◆ Task goal ◆
Scan the entries that follow and work out how many lines contain "Officers". Give the number and nothing else.

◆ Given records ◆

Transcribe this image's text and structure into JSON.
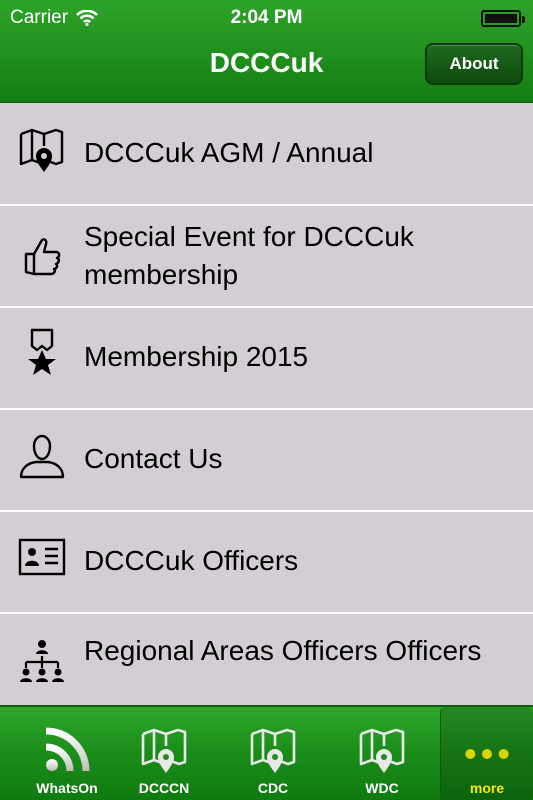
{
  "status": {
    "carrier": "Carrier",
    "time": "2:04 PM"
  },
  "header": {
    "title": "DCCCuk",
    "about_label": "About"
  },
  "list": {
    "items": [
      {
        "label": "DCCCuk AGM / Annual",
        "icon": "map-pin-icon"
      },
      {
        "label": "Special Event for DCCCuk membership",
        "icon": "thumbs-up-icon"
      },
      {
        "label": "Membership 2015",
        "icon": "medal-star-icon"
      },
      {
        "label": "Contact Us",
        "icon": "person-icon"
      },
      {
        "label": "DCCCuk Officers",
        "icon": "id-card-icon"
      },
      {
        "label": "Regional Areas Officers Officers",
        "icon": "org-chart-icon"
      }
    ]
  },
  "tabbar": {
    "tabs": [
      {
        "label": "WhatsOn",
        "icon": "rss-feed-icon"
      },
      {
        "label": "DCCCN",
        "icon": "map-pin-icon"
      },
      {
        "label": "CDC",
        "icon": "map-pin-icon"
      },
      {
        "label": "WDC",
        "icon": "map-pin-icon"
      },
      {
        "label": "more",
        "icon": "more-dots-icon",
        "active": true
      }
    ],
    "active_color": "#ffe400"
  },
  "colors": {
    "bar_green": "#1f8f1d",
    "row_bg": "#d2ced3"
  }
}
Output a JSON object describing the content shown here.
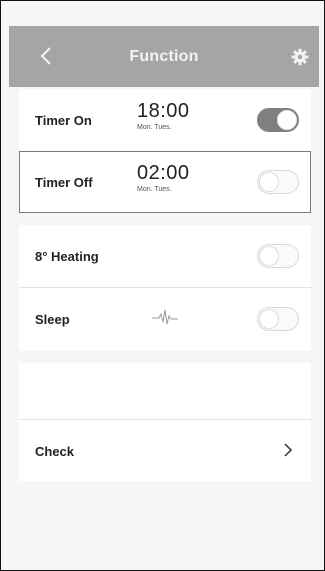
{
  "header": {
    "title": "Function",
    "back_icon": "chevron-left-icon",
    "settings_icon": "gear-icon"
  },
  "timer_on": {
    "label": "Timer On",
    "time": "18:00",
    "days": "Mon. Tues.",
    "enabled": true
  },
  "timer_off": {
    "label": "Timer Off",
    "time": "02:00",
    "days": "Mon. Tues.",
    "enabled": false
  },
  "heating": {
    "label": "8° Heating",
    "enabled": false
  },
  "sleep": {
    "label": "Sleep",
    "icon": "sleep-wave-icon",
    "enabled": false
  },
  "check": {
    "label": "Check",
    "icon": "chevron-right-icon"
  },
  "colors": {
    "header": "#a5a5a5",
    "toggle_on": "#7f7f7f",
    "background": "#f6f6f6"
  }
}
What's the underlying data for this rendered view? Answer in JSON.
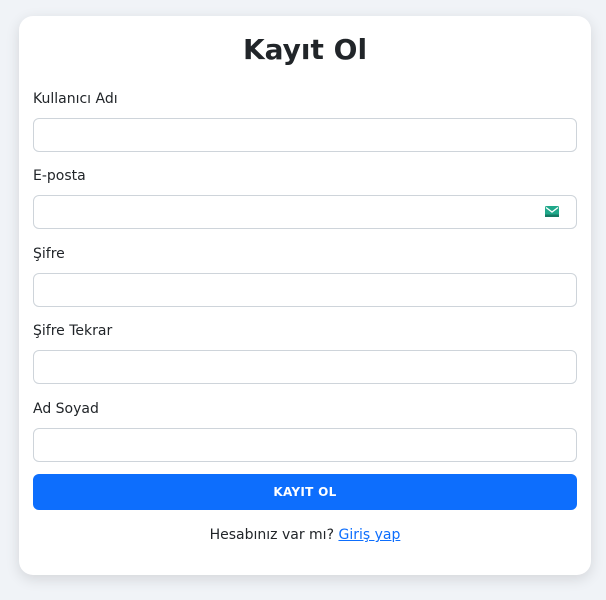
{
  "form": {
    "title": "Kayıt Ol",
    "fields": [
      {
        "label": "Kullanıcı Adı",
        "value": "",
        "placeholder": ""
      },
      {
        "label": "E-posta",
        "value": "",
        "placeholder": "",
        "icon": "email-icon"
      },
      {
        "label": "Şifre",
        "value": "",
        "placeholder": ""
      },
      {
        "label": "Şifre Tekrar",
        "value": "",
        "placeholder": ""
      },
      {
        "label": "Ad Soyad",
        "value": "",
        "placeholder": ""
      }
    ],
    "submit_label": "KAYIT OL",
    "footer_text": "Hesabınız var mı?",
    "login_link": "Giriş yap"
  },
  "colors": {
    "accent": "#0d6efd",
    "background": "#f0f3f7",
    "card": "#ffffff",
    "border": "#ced4da",
    "email_icon": "#20a88a"
  }
}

◆ Task solution ◆
2